R2:






R2(config-router)#do sh ip route


Codes: C – connected, S – static, R – RIP, M – mobile, B – BGP


       D – EIGRP, EX – EIGRP external, O – OSPF, IA – OSPF inter area


       N1 – OSPF NSSA external type 1, N2 – OSPF NSSA external type 2


       E1 – OSPF external type 1, E2 – OSPF external type 2


       i – IS-IS, su – IS-IS summary, L1 – IS-IS level-1, L2 – IS-IS level-2


       ia – IS-IS inter area, * – candidate default, U – per-user static route


       o – ODR, P – periodic downloaded static route


 


Gateway of last resort is not set


 


     33.0.0.0/16 is subnetted, 1 subnets


O E2    33.33.0.0 [110/20] via 10.32.129.3, 00:00:51, FastEthernet0/0


     22.0.0.0/16 is subnetted, 1 subnets


C       22.22.0.0 is directly connected, Loopback1


     10.0.0.0/8 is variably subnetted, 4 subnets, 3 masks


C       10.1.1.0/24 is directly connected, FastEthernet2/0


O       10.0.0.1/32 [110/2] via 10.32.1.1, 00:32:49, FastEthernet1/0


C       10.32.0.0/17 is directly connected, FastEthernet1/0


C       10.32.128.0/17 is directly connected, FastEthernet0/0


     30.0.0.0/32 is subnetted, 1 subnets


O       30.0.0.1 [110/2] via 10.32.129.3, 00:00:56, FastEthernet0/0


R2(config-router)#


 






R2(config-router)#do sh ip ospf data


 


            OSPF Router with ID (2.2.2.2) (Process ID 10)


 



 


                Type-5 AS External Link States


 


Link ID         ADV Router      Age         Seq#       Checksum Tag


33.33.0.0       3.3.3.3         456         0x80000001 0x005101 0


R2(config-router)#


 


SUMMARY


The /32 advertisement limitation of loopback interfaces can be overcome by either changing OSPF network type to point-to-point or creating summary route with the desired mask.


In case the loopback interface belongs to a non-contiguous area use either OSPF virtual-links or GRE/IPIP tunnels to join it to area 0.


 

Tags:
Advertisements

About ajnouri
Se vi deziras sekure komuniki eksterbloge, jen mia publika (GPG) ŝlosilo: My public key for secure communication: http://pgp.mit.edu:11371/pks/lookup?op=get&search=0x41CCDE1511DF0EB8

11 Responses to OSPF loopback network type

  1. Primrose says:

    Just dropping by.Btw, you website have great content!

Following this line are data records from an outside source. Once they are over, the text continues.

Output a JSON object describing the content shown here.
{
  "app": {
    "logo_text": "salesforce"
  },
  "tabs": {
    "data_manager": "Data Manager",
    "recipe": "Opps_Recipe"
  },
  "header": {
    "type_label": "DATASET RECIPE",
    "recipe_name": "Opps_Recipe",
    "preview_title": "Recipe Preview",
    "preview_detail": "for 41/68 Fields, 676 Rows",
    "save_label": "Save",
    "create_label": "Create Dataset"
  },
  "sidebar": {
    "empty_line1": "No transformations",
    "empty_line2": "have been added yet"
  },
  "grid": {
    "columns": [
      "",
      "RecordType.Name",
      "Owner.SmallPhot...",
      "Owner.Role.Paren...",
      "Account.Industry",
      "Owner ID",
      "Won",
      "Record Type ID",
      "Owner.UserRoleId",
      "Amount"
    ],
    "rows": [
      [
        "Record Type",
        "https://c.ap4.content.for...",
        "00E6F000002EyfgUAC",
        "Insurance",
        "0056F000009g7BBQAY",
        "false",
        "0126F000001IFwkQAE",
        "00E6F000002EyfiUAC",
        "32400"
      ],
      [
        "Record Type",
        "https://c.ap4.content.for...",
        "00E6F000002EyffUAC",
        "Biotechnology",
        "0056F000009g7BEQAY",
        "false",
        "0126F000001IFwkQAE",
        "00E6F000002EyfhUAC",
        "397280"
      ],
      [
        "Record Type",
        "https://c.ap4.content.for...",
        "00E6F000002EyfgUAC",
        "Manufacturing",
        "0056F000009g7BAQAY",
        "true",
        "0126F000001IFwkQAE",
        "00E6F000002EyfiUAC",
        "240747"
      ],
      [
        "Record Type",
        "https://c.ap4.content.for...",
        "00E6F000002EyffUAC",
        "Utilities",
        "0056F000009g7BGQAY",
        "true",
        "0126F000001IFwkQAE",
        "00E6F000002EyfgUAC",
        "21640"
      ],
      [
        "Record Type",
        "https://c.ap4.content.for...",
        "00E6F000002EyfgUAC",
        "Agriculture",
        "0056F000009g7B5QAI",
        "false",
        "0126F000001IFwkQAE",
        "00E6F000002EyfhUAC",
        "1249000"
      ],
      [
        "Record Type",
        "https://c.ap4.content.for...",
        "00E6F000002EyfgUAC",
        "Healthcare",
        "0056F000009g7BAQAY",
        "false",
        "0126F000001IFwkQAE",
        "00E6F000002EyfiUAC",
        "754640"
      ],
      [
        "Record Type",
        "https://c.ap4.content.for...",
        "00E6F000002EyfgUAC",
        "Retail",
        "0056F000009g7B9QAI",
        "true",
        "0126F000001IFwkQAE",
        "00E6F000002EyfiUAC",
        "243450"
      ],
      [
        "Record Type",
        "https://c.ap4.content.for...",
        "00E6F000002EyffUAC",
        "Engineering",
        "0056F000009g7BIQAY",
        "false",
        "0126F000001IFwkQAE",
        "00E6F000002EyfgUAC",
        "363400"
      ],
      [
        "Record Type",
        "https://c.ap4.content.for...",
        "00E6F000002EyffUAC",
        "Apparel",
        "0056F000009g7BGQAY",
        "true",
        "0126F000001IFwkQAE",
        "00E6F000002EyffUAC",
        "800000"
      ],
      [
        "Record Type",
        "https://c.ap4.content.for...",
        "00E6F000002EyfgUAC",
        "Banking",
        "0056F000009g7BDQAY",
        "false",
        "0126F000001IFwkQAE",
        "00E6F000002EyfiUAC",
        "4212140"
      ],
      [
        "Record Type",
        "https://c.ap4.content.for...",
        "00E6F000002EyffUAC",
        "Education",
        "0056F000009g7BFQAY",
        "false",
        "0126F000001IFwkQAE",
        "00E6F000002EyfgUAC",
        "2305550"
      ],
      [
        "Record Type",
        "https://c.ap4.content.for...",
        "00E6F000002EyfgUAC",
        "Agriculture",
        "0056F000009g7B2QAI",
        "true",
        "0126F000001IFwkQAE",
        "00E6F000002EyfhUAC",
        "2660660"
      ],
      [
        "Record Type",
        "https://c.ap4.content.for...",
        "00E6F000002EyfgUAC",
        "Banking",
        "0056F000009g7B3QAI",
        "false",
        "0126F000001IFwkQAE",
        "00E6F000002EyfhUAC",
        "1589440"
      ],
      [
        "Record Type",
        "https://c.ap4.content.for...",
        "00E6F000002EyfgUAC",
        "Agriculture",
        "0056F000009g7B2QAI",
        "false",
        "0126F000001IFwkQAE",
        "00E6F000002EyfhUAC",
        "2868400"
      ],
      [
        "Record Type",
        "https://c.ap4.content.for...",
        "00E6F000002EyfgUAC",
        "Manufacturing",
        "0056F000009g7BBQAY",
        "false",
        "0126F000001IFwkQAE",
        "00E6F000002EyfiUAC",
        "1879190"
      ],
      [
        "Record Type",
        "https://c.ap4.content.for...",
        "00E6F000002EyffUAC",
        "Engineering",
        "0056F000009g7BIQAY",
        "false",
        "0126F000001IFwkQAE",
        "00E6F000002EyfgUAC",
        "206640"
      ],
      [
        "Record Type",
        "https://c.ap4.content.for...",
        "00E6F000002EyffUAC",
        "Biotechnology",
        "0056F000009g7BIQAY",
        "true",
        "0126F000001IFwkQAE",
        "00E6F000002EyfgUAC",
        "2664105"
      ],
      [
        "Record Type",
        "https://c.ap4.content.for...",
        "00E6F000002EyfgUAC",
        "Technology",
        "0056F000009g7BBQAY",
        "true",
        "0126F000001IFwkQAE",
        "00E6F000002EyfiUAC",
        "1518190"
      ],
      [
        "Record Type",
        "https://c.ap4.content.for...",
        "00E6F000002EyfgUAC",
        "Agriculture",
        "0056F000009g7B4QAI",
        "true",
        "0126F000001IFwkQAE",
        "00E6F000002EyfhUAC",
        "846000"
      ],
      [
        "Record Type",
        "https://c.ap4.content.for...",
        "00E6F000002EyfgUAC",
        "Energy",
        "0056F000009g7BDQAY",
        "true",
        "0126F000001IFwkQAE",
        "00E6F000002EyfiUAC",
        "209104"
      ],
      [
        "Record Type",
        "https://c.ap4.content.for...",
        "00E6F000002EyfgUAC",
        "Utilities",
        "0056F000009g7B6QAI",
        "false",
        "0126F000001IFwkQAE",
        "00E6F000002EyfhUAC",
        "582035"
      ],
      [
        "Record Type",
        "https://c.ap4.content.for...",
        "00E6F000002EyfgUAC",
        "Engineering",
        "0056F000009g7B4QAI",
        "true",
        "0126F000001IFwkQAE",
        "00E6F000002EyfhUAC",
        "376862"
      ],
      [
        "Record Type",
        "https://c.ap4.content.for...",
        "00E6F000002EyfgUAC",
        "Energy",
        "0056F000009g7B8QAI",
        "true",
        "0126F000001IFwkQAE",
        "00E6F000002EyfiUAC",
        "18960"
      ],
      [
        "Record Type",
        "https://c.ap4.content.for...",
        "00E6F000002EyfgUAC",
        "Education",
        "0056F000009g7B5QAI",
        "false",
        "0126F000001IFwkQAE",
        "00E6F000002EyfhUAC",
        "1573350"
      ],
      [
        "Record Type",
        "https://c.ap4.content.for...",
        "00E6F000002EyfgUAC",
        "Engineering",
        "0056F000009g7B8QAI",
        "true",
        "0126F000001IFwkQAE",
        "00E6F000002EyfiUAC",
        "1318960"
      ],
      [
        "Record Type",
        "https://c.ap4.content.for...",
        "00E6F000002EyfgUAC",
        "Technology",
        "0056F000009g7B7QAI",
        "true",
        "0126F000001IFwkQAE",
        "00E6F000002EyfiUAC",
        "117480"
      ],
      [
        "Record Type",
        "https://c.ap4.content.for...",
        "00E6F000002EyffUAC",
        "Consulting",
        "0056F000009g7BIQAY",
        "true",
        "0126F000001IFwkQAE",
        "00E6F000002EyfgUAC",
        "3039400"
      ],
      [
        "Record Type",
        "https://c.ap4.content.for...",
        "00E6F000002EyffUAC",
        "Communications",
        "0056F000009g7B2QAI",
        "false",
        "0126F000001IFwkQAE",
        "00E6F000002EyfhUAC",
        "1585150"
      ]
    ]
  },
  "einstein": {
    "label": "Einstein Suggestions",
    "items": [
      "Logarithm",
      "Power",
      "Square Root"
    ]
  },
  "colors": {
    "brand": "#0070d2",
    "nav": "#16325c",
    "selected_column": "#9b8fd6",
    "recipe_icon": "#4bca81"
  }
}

    ______________________________
    Who Else Wants To Discover A Rebel Psychiatrist’s Amazing Secret That Lets You Put People Under Your Control Quickly & Easily and Get Them to Do Anything You Want?

  2. Raju Mor says:

    Awesome forum. I can’t explain it in words, this site ROCKSSSSSSSSSSSSSSSSSSSSSSSSSSSSSS!!!

  3. Ravi says:

    Fab answer!!

  4. Gokul says:

    Good information and explanation

  5. Chennai CCNP says:

    Got some answers in OSPF Concepts which I was searching. Will surely help in my CCIE studies. Thanks a lot.

  6. Bhupendra Singh says:

    very good…

  7. stevewhite82 says:

    Thanks for the info. Very well explained!

  8. Pingback: Links | GNS3 links and issues

  9. Pingback: OSPF inter-area and intra-area routing rules | CCIE, the beginning!

  10. Pingback: OSPF inter-area and intra-area routing rules | shollanet

Leave a Reply

Fill in your details below or click an icon to log in:

WordPress.com Logo

You are commenting using your WordPress.com account. Log Out / Change )

Twitter picture

You are commenting using your Twitter account. Log Out / Change )

Facebook photo

You are commenting using your Facebook account. Log Out / Change )

Google+ photo

You are commenting using your Google+ account. Log Out / Change )

Connecting to %s

%d bloggers like this: